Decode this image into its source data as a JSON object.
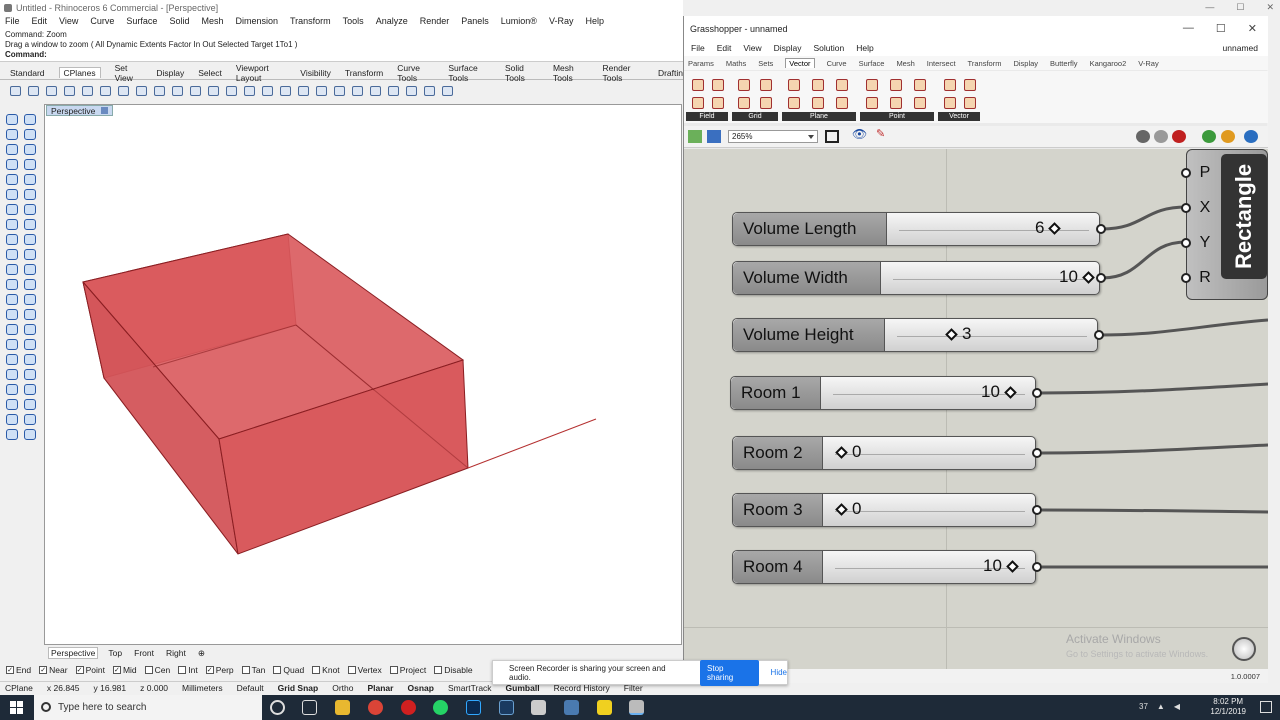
{
  "rhino": {
    "title": "Untitled - Rhinoceros 6 Commercial - [Perspective]",
    "menu": [
      "File",
      "Edit",
      "View",
      "Curve",
      "Surface",
      "Solid",
      "Mesh",
      "Dimension",
      "Transform",
      "Tools",
      "Analyze",
      "Render",
      "Panels",
      "Lumion®",
      "V-Ray",
      "Help"
    ],
    "command_history": [
      "Command: Zoom",
      "Drag a window to zoom ( All  Dynamic  Extents  Factor  In  Out  Selected  Target  1To1 )"
    ],
    "command_prompt": "Command:",
    "toolbar_tabs": [
      "Standard",
      "CPlanes",
      "Set View",
      "Display",
      "Select",
      "Viewport Layout",
      "Visibility",
      "Transform",
      "Curve Tools",
      "Surface Tools",
      "Solid Tools",
      "Mesh Tools",
      "Render Tools",
      "Draftin"
    ],
    "active_toolbar_tab": "CPlanes",
    "viewport_label": "Perspective",
    "viewport_tabs": [
      "Perspective",
      "Top",
      "Front",
      "Right"
    ],
    "active_viewport_tab": "Perspective",
    "osnaps": [
      {
        "label": "End",
        "checked": true
      },
      {
        "label": "Near",
        "checked": true
      },
      {
        "label": "Point",
        "checked": true
      },
      {
        "label": "Mid",
        "checked": true
      },
      {
        "label": "Cen",
        "checked": false
      },
      {
        "label": "Int",
        "checked": false
      },
      {
        "label": "Perp",
        "checked": true
      },
      {
        "label": "Tan",
        "checked": false
      },
      {
        "label": "Quad",
        "checked": false
      },
      {
        "label": "Knot",
        "checked": false
      },
      {
        "label": "Vertex",
        "checked": false
      },
      {
        "label": "Project",
        "checked": false
      },
      {
        "label": "Disable",
        "checked": false
      }
    ],
    "status": {
      "cplane": "CPlane",
      "x": "x 26.845",
      "y": "y 16.981",
      "z": "z 0.000",
      "units": "Millimeters",
      "layer": "Default",
      "grid_snap": "Grid Snap",
      "ortho": "Ortho",
      "planar": "Planar",
      "osnap": "Osnap",
      "smarttrack": "SmartTrack",
      "gumball": "Gumball",
      "history": "Record History",
      "filter": "Filter"
    },
    "box_color": "#d9595c"
  },
  "gh": {
    "title": "Grasshopper - unnamed",
    "doc_name": "unnamed",
    "menu": [
      "File",
      "Edit",
      "View",
      "Display",
      "Solution",
      "Help"
    ],
    "tabs": [
      "Params",
      "Maths",
      "Sets",
      "Vector",
      "Curve",
      "Surface",
      "Mesh",
      "Intersect",
      "Transform",
      "Display",
      "Butterfly",
      "Kangaroo2",
      "V-Ray"
    ],
    "active_tab": "Vector",
    "ribbon_groups": [
      "Field",
      "Grid",
      "Plane",
      "Point",
      "Vector"
    ],
    "zoom": "265%",
    "sliders": [
      {
        "label": "Volume Length",
        "value": "6",
        "fraction": 0.55
      },
      {
        "label": "Volume Width",
        "value": "10",
        "fraction": 1.0
      },
      {
        "label": "Volume Height",
        "value": "3",
        "fraction": 0.3
      },
      {
        "label": "Room 1",
        "value": "10",
        "fraction": 1.0
      },
      {
        "label": "Room 2",
        "value": "0",
        "fraction": 0.0
      },
      {
        "label": "Room 3",
        "value": "0",
        "fraction": 0.0
      },
      {
        "label": "Room 4",
        "value": "10",
        "fraction": 1.0
      }
    ],
    "component": {
      "name": "Rectangle",
      "inputs": [
        "P",
        "X",
        "Y",
        "R"
      ]
    },
    "watermark": "Activate Windows",
    "watermark_sub": "Go to Settings to activate Windows.",
    "version": "1.0.0007"
  },
  "recorder": {
    "message": "Screen Recorder is sharing your screen and audio.",
    "stop": "Stop sharing",
    "hide": "Hide"
  },
  "taskbar": {
    "search_placeholder": "Type here to search",
    "time": "8:02 PM",
    "date": "12/1/2019",
    "temp": "37"
  }
}
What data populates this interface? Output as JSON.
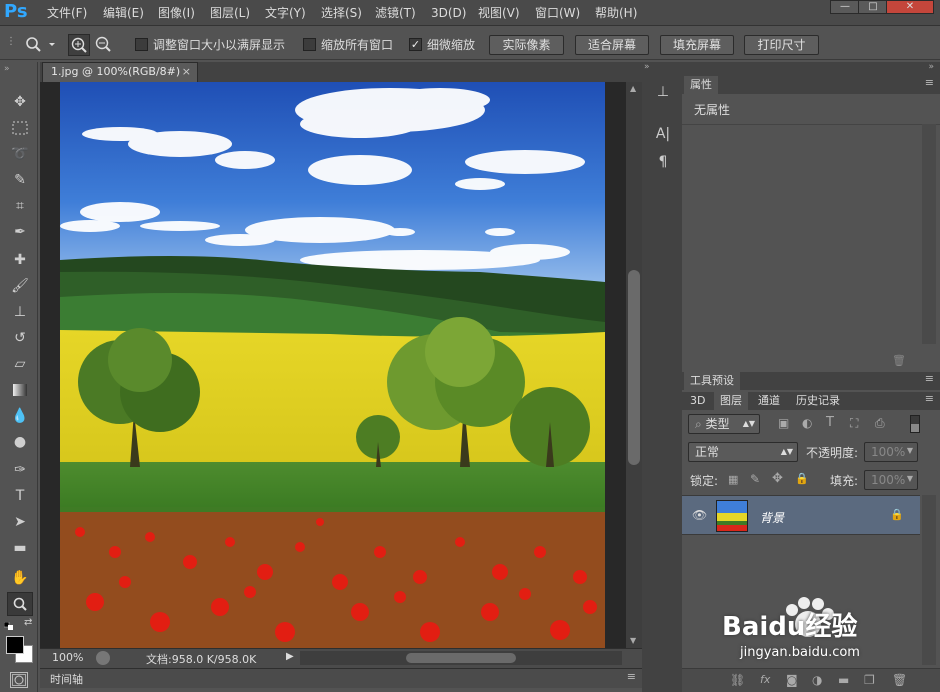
{
  "app": {
    "logo": "Ps"
  },
  "menu": [
    "文件(F)",
    "编辑(E)",
    "图像(I)",
    "图层(L)",
    "文字(Y)",
    "选择(S)",
    "滤镜(T)",
    "3D(D)",
    "视图(V)",
    "窗口(W)",
    "帮助(H)"
  ],
  "window_controls": {
    "minimize": "—",
    "restore": "□",
    "close": "✕"
  },
  "options": {
    "resize_windows_label": "调整窗口大小以满屏显示",
    "zoom_all_label": "缩放所有窗口",
    "scrubby_zoom_label": "细微缩放",
    "scrubby_zoom_checked": true,
    "actual_pixels": "实际像素",
    "fit_screen": "适合屏幕",
    "fill_screen": "填充屏幕",
    "print_size": "打印尺寸"
  },
  "document": {
    "tab_title": "1.jpg @ 100%(RGB/8#)",
    "zoom": "100%",
    "doc_info": "文档:958.0 K/958.0K"
  },
  "timeline": {
    "label": "时间轴"
  },
  "properties": {
    "tab": "属性",
    "empty": "无属性"
  },
  "tool_presets": {
    "tab": "工具预设"
  },
  "layers_panel": {
    "tabs": [
      "3D",
      "图层",
      "通道",
      "历史记录"
    ],
    "active_tab": "图层",
    "filter_kind": "类型",
    "blend_mode": "正常",
    "opacity_label": "不透明度:",
    "opacity_value": "100%",
    "lock_label": "锁定:",
    "fill_label": "填充:",
    "fill_value": "100%",
    "layers": [
      {
        "name": "背景",
        "locked": true,
        "visible": true
      }
    ]
  },
  "watermark": {
    "brand": "Baidu经验",
    "url": "jingyan.baidu.com"
  },
  "colors": {
    "accent": "#31a8ff",
    "selected_layer": "#5b6a7f"
  }
}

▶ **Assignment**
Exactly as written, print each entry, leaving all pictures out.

▶ **Answer to this task**
Decode this image into its source data as a JSON object.
{
  "rhino": {
    "title": "Untitled - Rhinoceros 6 Commercial - [Perspective]",
    "menu": [
      "File",
      "Edit",
      "View",
      "Curve",
      "Surface",
      "Solid",
      "Mesh",
      "Dimension",
      "Transform",
      "Tools",
      "Analyze",
      "Render",
      "Panels",
      "Lumion®",
      "V-Ray",
      "Help"
    ],
    "command_history": [
      "Command: Zoom",
      "Drag a window to zoom ( All  Dynamic  Extents  Factor  In  Out  Selected  Target  1To1 )"
    ],
    "command_prompt": "Command:",
    "toolbar_tabs": [
      "Standard",
      "CPlanes",
      "Set View",
      "Display",
      "Select",
      "Viewport Layout",
      "Visibility",
      "Transform",
      "Curve Tools",
      "Surface Tools",
      "Solid Tools",
      "Mesh Tools",
      "Render Tools",
      "Draftin"
    ],
    "active_toolbar_tab": "CPlanes",
    "viewport_label": "Perspective",
    "viewport_tabs": [
      "Perspective",
      "Top",
      "Front",
      "Right"
    ],
    "active_viewport_tab": "Perspective",
    "osnaps": [
      {
        "label": "End",
        "checked": true
      },
      {
        "label": "Near",
        "checked": true
      },
      {
        "label": "Point",
        "checked": true
      },
      {
        "label": "Mid",
        "checked": true
      },
      {
        "label": "Cen",
        "checked": false
      },
      {
        "label": "Int",
        "checked": false
      },
      {
        "label": "Perp",
        "checked": true
      },
      {
        "label": "Tan",
        "checked": false
      },
      {
        "label": "Quad",
        "checked": false
      },
      {
        "label": "Knot",
        "checked": false
      },
      {
        "label": "Vertex",
        "checked": false
      },
      {
        "label": "Project",
        "checked": false
      },
      {
        "label": "Disable",
        "checked": false
      }
    ],
    "status": {
      "cplane": "CPlane",
      "x": "x 26.845",
      "y": "y 16.981",
      "z": "z 0.000",
      "units": "Millimeters",
      "layer": "Default",
      "grid_snap": "Grid Snap",
      "ortho": "Ortho",
      "planar": "Planar",
      "osnap": "Osnap",
      "smarttrack": "SmartTrack",
      "gumball": "Gumball",
      "history": "Record History",
      "filter": "Filter"
    },
    "box_color": "#d9595c"
  },
  "gh": {
    "title": "Grasshopper - unnamed",
    "doc_name": "unnamed",
    "menu": [
      "File",
      "Edit",
      "View",
      "Display",
      "Solution",
      "Help"
    ],
    "tabs": [
      "Params",
      "Maths",
      "Sets",
      "Vector",
      "Curve",
      "Surface",
      "Mesh",
      "Intersect",
      "Transform",
      "Display",
      "Butterfly",
      "Kangaroo2",
      "V-Ray"
    ],
    "active_tab": "Vector",
    "ribbon_groups": [
      "Field",
      "Grid",
      "Plane",
      "Point",
      "Vector"
    ],
    "zoom": "265%",
    "sliders": [
      {
        "label": "Volume Length",
        "value": "6",
        "fraction": 0.55
      },
      {
        "label": "Volume Width",
        "value": "10",
        "fraction": 1.0
      },
      {
        "label": "Volume Height",
        "value": "3",
        "fraction": 0.3
      },
      {
        "label": "Room 1",
        "value": "10",
        "fraction": 1.0
      },
      {
        "label": "Room 2",
        "value": "0",
        "fraction": 0.0
      },
      {
        "label": "Room 3",
        "value": "0",
        "fraction": 0.0
      },
      {
        "label": "Room 4",
        "value": "10",
        "fraction": 1.0
      }
    ],
    "component": {
      "name": "Rectangle",
      "inputs": [
        "P",
        "X",
        "Y",
        "R"
      ]
    },
    "watermark": "Activate Windows",
    "watermark_sub": "Go to Settings to activate Windows.",
    "version": "1.0.0007"
  },
  "recorder": {
    "message": "Screen Recorder is sharing your screen and audio.",
    "stop": "Stop sharing",
    "hide": "Hide"
  },
  "taskbar": {
    "search_placeholder": "Type here to search",
    "time": "8:02 PM",
    "date": "12/1/2019",
    "temp": "37"
  }
}
What data populates this interface? Output as JSON.
{
  "app": {
    "logo": "Ps"
  },
  "menu": [
    "文件(F)",
    "编辑(E)",
    "图像(I)",
    "图层(L)",
    "文字(Y)",
    "选择(S)",
    "滤镜(T)",
    "3D(D)",
    "视图(V)",
    "窗口(W)",
    "帮助(H)"
  ],
  "window_controls": {
    "minimize": "—",
    "restore": "□",
    "close": "✕"
  },
  "options": {
    "resize_windows_label": "调整窗口大小以满屏显示",
    "zoom_all_label": "缩放所有窗口",
    "scrubby_zoom_label": "细微缩放",
    "scrubby_zoom_checked": true,
    "actual_pixels": "实际像素",
    "fit_screen": "适合屏幕",
    "fill_screen": "填充屏幕",
    "print_size": "打印尺寸"
  },
  "document": {
    "tab_title": "1.jpg @ 100%(RGB/8#)",
    "zoom": "100%",
    "doc_info": "文档:958.0 K/958.0K"
  },
  "timeline": {
    "label": "时间轴"
  },
  "properties": {
    "tab": "属性",
    "empty": "无属性"
  },
  "tool_presets": {
    "tab": "工具预设"
  },
  "layers_panel": {
    "tabs": [
      "3D",
      "图层",
      "通道",
      "历史记录"
    ],
    "active_tab": "图层",
    "filter_kind": "类型",
    "blend_mode": "正常",
    "opacity_label": "不透明度:",
    "opacity_value": "100%",
    "lock_label": "锁定:",
    "fill_label": "填充:",
    "fill_value": "100%",
    "layers": [
      {
        "name": "背景",
        "locked": true,
        "visible": true
      }
    ]
  },
  "watermark": {
    "brand": "Baidu经验",
    "url": "jingyan.baidu.com"
  },
  "colors": {
    "accent": "#31a8ff",
    "selected_layer": "#5b6a7f"
  }
}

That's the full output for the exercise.